Tennessee Code Annotated section 40-35-115 sets forth seven different situations in which a trial court may impose consecutive sentencing, including when "[t]he defendant is a dangerous offender whose behavior indicates little or no regard for human life, and no hesitation about committing a crime in which the risk to human life is high[.]" Tenn. Code Ann. § 40-35-115(b)(4); see State v. Wilkerson, 905 S.W.2d 933, 936 (Tenn. 1995). Before a trial court may impose consecutive sentences on the basis that a defendant is a dangerous offender, the trial court must also find "that an extended sentence is necessary to protect the public against further criminal conduct by the defendant and that the consecutive sentences must reasonably relate to the severity of the offenses committed." Wilkerson, 905 S.W.2d at 939.

Additionally, a trial court "may order sentences to run consecutively if the court finds by a preponderance of the evidence that . . . [t]he defendant is an offender whose record of criminal activity is extensive[.]" Tenn.

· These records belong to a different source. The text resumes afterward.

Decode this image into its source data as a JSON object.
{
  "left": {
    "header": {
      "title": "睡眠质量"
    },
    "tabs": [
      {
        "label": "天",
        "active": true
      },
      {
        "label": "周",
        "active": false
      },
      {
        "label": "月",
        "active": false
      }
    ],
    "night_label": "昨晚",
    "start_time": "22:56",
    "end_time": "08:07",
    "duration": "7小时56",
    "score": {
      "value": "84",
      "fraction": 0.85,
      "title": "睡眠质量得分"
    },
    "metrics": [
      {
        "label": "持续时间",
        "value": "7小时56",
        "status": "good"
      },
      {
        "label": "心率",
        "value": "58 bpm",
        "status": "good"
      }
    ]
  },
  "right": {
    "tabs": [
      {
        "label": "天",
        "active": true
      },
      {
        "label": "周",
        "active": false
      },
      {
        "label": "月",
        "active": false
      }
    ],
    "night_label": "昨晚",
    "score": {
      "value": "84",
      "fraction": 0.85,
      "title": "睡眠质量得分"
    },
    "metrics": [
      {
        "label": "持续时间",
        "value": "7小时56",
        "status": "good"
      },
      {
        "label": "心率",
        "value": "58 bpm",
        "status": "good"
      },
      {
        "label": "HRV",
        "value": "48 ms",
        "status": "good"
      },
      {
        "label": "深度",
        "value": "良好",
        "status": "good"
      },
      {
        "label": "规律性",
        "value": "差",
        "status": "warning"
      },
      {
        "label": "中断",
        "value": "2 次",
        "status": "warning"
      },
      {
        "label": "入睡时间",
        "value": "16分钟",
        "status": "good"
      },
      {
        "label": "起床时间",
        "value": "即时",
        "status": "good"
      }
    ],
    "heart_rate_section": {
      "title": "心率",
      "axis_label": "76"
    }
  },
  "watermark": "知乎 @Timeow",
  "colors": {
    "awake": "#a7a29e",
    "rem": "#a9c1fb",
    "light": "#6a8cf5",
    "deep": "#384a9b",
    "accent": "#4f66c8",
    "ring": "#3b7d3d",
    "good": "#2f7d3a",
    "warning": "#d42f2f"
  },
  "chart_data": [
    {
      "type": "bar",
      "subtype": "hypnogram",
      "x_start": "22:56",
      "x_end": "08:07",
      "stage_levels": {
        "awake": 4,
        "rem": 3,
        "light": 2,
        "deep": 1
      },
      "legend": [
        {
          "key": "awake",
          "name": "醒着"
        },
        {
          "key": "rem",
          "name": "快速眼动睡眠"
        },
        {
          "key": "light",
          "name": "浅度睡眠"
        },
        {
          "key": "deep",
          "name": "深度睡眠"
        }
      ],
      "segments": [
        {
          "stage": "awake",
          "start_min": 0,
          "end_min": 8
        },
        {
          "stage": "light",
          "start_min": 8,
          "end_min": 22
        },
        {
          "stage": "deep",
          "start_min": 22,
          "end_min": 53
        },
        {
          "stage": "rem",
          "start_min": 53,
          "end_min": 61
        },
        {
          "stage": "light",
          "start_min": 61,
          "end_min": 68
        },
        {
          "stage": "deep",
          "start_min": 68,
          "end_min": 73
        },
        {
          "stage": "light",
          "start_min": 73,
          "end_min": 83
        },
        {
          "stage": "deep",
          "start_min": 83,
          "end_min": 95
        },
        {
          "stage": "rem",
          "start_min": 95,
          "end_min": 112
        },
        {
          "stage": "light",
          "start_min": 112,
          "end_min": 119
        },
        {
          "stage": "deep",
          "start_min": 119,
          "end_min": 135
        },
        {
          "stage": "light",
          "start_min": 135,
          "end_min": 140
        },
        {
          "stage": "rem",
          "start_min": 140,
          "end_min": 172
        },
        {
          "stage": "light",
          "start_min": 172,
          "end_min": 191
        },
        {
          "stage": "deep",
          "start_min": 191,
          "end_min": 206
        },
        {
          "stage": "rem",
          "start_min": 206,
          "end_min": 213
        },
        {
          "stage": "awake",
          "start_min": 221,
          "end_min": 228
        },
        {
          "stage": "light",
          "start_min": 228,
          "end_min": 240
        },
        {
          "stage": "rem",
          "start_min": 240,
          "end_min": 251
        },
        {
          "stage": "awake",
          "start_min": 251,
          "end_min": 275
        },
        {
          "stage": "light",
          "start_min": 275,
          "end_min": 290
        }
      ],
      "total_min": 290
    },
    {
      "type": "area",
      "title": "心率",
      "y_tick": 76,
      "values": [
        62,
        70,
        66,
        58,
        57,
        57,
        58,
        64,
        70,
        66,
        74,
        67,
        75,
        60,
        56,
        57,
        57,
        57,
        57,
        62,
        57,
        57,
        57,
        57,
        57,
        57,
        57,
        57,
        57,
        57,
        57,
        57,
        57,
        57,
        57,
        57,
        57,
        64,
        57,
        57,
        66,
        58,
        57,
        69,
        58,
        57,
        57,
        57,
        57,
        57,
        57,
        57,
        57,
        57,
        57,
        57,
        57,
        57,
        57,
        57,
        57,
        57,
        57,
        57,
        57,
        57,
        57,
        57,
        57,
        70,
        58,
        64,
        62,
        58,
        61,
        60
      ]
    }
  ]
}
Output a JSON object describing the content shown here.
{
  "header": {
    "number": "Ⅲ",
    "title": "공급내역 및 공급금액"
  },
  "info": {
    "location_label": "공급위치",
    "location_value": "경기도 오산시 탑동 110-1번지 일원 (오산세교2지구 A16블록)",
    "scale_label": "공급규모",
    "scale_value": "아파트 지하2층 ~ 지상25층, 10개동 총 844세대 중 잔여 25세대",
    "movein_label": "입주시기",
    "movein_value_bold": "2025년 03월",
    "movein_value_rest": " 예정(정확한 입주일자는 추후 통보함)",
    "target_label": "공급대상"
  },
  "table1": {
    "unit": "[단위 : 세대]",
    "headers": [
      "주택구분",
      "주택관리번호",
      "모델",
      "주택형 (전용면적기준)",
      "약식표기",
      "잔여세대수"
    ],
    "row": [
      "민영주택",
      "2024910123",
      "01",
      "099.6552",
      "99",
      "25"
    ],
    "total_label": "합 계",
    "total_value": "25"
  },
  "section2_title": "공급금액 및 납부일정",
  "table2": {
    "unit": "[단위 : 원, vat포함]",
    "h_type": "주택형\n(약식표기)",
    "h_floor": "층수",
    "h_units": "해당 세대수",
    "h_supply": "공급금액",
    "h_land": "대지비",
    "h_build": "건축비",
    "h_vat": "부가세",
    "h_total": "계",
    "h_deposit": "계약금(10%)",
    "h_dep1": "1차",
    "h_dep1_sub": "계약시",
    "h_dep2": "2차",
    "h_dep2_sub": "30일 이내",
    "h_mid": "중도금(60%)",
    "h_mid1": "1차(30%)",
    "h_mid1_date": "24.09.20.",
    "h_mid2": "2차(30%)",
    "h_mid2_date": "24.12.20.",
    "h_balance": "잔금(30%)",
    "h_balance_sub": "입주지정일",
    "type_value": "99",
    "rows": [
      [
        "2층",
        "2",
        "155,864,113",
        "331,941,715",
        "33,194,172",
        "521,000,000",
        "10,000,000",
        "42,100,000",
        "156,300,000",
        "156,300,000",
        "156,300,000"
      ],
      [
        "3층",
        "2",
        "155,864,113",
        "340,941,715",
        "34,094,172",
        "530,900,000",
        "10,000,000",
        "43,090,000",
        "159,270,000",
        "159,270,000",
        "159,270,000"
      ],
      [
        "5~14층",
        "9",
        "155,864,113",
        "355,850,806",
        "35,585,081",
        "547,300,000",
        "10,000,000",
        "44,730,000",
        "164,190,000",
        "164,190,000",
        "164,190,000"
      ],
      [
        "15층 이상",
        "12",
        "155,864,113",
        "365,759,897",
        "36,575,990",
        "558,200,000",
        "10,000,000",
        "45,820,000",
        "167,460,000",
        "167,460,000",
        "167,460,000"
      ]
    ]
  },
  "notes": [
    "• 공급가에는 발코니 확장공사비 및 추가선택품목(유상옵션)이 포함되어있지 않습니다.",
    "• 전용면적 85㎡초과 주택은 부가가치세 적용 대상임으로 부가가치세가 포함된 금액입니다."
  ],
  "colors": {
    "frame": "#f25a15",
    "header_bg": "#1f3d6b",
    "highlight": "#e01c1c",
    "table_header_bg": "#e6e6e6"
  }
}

Code Ann. § 40-35-115(b)(2) (2017). This factor has been interpreted "to apply to offenders who have an extensive history of criminal convictions and activities, not just to a consideration of the offenses before the sentencing court." State v. Palmer, 10 S.W.3d 638, 648 (Tenn. Crim. App. 1999). Additionally, "an extensive record of criminal activity may include criminal behavior which does not result in a conviction." State v. Koffman, 207 S.W.3d 309, 324 (Tenn. Crim. App. 2006) (quoting State v. William L. Vaughn, No. M2002-01879-CCA-R3-CD, 2003 WL 21877929, *5 (Tenn. Crim. App. Aug. 1, 2003), perm. app. denied (Tenn. Dec. 22, 2003)). Any one ground set out in the above statute is "a sufficient basis for the imposition of consecutive sentences." Pollard, 432 S.W.3d at 862 (citing State v. Dickson, 413 S.W.3d 735, 748 (Tenn. 2013)). "So long as a trial court properly articulates reasons for ordering consecutive sentences, thereby providing a basis for meaningful appellate review, the sentences will be presumed reasonable and, absent an abuse of discretion, upheld on appeal." Id. (citing Tenn. R. Crim. P. 32(c)(1)).

Before ordering consecutive sentencing, the trial court found that Defendant's record of criminal activity was extensive and that Defendant was a dangerous offender whose behavior indicated little or no regard for human life, and no hesitation about committing a crime in which the risk to human life was high. See Tenn. Code Ann. § 40-35-115(b)(2), (4). The trial court also made the additional findings required for the dangerous offender category under Wilkerson. Upon review, the trial court's findings are fully supported by the record. Defendant has an extensive history of repeatedly committing violent felonies, including ten convictions for aggravated robbery (including the instant offense), two convictions for especially aggravated kidnapping, and one conviction for attempted first-degree murder. Defendant is not entitled to relief on this issue.

III. Conclusion

For the aforementioned reasons, the judgments of the trial court are affirmed.

/s/_________


ROBERT L. HOLLOWAY, JR., JUDGE